## WHAT THE TASK REQUIRES
The answer must be every line below that holds the word "NULL".

Data entries
════════

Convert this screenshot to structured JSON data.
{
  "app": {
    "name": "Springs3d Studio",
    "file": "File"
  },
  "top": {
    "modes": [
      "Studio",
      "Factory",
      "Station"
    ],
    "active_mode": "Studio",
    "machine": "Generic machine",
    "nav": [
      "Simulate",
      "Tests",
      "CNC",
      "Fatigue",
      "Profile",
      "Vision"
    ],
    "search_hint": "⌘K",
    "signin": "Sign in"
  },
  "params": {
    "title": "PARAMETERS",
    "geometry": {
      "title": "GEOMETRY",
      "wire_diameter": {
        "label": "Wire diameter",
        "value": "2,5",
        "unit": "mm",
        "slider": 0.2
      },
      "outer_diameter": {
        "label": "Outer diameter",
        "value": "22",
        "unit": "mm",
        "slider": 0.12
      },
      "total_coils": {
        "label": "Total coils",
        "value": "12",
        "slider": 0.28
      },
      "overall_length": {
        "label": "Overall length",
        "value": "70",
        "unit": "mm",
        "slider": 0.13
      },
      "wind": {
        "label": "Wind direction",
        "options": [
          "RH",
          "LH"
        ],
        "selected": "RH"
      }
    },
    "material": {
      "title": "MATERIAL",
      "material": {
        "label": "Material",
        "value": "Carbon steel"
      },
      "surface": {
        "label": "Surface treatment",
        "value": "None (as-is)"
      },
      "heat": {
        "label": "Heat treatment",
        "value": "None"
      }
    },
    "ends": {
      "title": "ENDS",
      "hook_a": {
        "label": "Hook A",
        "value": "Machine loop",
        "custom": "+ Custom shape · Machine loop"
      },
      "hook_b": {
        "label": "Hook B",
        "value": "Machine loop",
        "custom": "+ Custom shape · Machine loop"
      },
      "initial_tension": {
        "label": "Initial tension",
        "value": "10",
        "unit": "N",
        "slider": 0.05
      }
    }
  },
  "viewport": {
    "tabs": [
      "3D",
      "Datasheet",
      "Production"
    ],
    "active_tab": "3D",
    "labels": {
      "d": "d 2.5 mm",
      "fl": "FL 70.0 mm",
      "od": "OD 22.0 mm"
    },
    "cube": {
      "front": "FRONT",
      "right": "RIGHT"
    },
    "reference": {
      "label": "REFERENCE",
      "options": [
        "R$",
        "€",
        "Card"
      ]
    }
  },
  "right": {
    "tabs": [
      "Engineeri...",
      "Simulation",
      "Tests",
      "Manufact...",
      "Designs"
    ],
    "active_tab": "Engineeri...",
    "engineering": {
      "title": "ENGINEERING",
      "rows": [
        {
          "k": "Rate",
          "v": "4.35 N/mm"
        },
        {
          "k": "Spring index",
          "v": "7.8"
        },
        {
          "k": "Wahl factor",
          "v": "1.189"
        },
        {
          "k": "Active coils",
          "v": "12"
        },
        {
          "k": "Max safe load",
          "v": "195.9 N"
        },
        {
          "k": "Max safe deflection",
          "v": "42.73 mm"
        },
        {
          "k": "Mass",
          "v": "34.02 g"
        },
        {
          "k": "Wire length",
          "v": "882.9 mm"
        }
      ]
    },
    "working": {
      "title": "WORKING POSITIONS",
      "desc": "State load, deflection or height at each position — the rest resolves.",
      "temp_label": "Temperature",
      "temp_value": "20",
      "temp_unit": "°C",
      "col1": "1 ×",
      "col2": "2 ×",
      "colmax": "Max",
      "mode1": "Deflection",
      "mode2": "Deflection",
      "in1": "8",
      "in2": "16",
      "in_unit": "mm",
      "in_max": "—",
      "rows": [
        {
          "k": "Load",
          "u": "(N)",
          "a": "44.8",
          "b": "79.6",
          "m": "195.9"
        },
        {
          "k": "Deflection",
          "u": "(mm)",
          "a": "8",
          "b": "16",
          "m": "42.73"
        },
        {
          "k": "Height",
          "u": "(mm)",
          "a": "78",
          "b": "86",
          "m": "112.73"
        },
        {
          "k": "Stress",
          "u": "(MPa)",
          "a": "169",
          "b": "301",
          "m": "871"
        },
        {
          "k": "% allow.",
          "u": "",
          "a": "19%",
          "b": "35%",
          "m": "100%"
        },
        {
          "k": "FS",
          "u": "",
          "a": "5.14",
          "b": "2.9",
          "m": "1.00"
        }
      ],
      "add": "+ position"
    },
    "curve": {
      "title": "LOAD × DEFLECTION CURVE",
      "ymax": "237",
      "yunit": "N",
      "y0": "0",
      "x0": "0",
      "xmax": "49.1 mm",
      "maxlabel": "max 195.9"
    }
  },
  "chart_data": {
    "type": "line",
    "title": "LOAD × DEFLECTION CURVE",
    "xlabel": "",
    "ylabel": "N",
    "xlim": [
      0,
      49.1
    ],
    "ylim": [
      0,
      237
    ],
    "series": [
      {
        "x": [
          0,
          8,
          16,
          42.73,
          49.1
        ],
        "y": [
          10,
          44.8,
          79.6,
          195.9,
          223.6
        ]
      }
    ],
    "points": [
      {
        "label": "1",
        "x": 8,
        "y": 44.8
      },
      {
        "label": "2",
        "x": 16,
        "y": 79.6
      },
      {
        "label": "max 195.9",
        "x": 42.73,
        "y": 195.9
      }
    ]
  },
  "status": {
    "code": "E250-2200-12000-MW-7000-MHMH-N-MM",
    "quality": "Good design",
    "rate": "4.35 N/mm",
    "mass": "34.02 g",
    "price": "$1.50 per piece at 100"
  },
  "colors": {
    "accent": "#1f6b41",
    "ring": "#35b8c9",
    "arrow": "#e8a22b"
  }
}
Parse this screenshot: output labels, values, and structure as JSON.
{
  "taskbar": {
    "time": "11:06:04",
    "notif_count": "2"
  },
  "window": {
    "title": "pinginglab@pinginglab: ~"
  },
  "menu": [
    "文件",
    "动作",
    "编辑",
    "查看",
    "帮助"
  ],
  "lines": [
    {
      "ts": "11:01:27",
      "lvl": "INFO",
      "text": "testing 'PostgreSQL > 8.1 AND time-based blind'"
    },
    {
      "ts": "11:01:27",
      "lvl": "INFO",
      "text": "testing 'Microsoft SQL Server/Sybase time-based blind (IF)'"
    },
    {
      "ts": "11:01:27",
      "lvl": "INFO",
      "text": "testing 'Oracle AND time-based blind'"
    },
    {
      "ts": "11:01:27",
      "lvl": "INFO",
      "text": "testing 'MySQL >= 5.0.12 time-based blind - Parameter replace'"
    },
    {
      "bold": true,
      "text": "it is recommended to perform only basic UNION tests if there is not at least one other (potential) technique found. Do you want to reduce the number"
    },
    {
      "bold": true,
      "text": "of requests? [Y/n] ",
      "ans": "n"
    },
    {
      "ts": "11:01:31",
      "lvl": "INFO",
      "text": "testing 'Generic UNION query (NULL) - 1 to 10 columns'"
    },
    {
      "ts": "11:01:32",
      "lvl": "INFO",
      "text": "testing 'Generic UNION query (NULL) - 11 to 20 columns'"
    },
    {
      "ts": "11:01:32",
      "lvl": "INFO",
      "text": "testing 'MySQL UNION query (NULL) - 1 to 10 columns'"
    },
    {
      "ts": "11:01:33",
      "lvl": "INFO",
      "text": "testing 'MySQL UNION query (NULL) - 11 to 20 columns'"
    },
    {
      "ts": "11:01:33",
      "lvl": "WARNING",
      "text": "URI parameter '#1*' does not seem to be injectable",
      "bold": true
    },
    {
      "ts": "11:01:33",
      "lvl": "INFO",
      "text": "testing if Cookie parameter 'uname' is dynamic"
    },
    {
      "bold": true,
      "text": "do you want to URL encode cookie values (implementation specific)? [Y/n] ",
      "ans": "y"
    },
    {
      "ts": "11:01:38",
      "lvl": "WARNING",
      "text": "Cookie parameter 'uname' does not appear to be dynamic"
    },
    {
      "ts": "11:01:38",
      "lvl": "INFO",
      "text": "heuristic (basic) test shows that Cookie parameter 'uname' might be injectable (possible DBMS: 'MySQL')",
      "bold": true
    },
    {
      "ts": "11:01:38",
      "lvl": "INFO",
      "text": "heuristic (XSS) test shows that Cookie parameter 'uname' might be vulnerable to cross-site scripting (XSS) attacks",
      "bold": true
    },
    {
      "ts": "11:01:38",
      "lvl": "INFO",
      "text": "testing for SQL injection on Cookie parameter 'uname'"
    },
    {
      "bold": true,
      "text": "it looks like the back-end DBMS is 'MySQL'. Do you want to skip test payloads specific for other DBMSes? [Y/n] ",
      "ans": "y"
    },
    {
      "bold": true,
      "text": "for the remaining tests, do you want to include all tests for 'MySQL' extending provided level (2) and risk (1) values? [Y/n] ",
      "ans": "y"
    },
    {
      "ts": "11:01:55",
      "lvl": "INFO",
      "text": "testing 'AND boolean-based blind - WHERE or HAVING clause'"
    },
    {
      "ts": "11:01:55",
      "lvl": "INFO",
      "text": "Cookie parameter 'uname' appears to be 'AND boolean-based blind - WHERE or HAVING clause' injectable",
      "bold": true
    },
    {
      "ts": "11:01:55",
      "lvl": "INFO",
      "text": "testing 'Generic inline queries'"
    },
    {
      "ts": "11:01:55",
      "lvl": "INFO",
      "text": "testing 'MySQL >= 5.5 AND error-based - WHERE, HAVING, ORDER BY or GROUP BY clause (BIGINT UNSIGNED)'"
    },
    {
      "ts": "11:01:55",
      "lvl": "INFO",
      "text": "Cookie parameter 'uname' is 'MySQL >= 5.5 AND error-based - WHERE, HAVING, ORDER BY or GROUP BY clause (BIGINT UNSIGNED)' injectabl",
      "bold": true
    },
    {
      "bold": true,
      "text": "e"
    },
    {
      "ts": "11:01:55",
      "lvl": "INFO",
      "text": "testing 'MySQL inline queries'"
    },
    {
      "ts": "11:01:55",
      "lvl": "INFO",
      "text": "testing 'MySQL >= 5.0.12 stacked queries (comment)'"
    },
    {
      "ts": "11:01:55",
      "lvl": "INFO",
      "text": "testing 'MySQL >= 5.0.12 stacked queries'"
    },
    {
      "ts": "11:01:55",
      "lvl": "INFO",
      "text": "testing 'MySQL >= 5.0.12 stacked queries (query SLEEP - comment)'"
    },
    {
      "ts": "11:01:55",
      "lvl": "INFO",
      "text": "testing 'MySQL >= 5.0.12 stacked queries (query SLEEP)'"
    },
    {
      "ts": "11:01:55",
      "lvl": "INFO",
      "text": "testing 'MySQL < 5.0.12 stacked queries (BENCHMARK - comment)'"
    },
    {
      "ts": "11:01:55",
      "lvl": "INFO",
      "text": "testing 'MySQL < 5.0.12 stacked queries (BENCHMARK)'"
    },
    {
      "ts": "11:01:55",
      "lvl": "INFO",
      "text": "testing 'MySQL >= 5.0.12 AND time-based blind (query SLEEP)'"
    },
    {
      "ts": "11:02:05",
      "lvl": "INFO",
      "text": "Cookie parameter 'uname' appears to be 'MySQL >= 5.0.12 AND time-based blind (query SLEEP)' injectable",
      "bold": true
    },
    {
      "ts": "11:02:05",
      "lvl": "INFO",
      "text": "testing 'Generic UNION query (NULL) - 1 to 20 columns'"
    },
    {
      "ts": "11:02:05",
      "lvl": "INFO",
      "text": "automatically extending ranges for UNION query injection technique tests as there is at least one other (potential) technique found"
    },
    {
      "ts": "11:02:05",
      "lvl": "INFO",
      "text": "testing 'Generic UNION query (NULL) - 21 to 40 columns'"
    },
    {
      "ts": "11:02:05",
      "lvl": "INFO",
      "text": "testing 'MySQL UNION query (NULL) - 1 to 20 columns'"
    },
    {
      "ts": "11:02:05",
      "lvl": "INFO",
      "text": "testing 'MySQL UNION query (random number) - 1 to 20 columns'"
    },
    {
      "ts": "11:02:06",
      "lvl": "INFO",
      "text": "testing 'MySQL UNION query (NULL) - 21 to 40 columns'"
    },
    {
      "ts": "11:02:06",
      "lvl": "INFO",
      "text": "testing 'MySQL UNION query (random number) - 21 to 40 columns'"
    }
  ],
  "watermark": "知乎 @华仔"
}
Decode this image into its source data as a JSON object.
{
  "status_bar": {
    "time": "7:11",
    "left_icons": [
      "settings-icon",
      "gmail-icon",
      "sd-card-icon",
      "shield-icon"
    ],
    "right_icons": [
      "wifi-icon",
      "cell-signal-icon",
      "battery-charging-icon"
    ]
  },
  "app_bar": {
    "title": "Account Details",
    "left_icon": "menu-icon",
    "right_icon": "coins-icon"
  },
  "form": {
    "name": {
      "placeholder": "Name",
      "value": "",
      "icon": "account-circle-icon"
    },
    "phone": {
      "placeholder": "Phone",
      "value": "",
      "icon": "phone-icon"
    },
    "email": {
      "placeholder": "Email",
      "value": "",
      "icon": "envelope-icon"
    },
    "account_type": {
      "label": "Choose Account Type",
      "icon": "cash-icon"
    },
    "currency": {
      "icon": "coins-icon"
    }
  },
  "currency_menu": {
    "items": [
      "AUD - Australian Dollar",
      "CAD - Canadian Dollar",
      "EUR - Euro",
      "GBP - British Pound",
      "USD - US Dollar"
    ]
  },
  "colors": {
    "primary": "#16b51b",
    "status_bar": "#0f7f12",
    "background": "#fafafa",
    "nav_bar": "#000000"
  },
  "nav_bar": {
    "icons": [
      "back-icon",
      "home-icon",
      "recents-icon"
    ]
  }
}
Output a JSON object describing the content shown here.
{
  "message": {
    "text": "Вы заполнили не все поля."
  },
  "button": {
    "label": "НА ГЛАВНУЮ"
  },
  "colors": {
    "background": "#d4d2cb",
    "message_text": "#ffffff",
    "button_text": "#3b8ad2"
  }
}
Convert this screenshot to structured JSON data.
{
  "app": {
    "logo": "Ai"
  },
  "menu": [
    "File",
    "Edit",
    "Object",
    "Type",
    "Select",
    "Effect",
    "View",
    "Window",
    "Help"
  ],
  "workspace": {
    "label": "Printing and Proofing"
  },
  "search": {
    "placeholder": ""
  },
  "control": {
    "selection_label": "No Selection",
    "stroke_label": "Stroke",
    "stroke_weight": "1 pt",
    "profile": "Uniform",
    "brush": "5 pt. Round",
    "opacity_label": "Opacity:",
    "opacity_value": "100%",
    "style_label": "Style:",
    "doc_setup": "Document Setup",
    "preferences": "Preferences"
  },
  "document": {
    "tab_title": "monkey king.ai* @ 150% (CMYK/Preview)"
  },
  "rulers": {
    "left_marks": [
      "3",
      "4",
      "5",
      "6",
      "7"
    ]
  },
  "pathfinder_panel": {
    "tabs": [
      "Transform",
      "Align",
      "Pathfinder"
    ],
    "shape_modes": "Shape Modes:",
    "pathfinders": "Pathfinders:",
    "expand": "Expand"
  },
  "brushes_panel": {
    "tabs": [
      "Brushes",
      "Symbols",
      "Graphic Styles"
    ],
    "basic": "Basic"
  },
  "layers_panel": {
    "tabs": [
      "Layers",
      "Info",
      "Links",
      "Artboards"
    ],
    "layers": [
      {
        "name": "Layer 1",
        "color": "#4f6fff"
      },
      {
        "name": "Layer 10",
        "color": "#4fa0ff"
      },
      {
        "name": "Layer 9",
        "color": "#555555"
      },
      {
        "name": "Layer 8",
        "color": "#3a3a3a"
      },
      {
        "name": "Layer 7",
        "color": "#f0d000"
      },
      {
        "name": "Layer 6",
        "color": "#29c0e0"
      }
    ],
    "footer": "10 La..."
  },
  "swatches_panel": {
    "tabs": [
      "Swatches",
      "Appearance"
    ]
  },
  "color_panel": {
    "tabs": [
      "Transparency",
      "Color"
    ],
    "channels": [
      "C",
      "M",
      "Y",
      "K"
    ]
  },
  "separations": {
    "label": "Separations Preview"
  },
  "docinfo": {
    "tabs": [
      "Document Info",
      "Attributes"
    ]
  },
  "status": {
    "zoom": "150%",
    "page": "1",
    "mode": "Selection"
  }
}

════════

## THE ANSWER
      "text": "testing 'Generic UNION query (NULL) - 1 to 10 columns'"
      "text": "testing 'Generic UNION query (NULL) - 11 to 20 columns'"
      "text": "testing 'MySQL UNION query (NULL) - 1 to 10 columns'"
      "text": "testing 'MySQL UNION query (NULL) - 11 to 20 columns'"
      "text": "testing 'Generic UNION query (NULL) - 1 to 20 columns'"
      "text": "testing 'Generic UNION query (NULL) - 21 to 40 columns'"
      "text": "testing 'MySQL UNION query (NULL) - 1 to 20 columns'"
      "text": "testing 'MySQL UNION query (NULL) - 21 to 40 columns'"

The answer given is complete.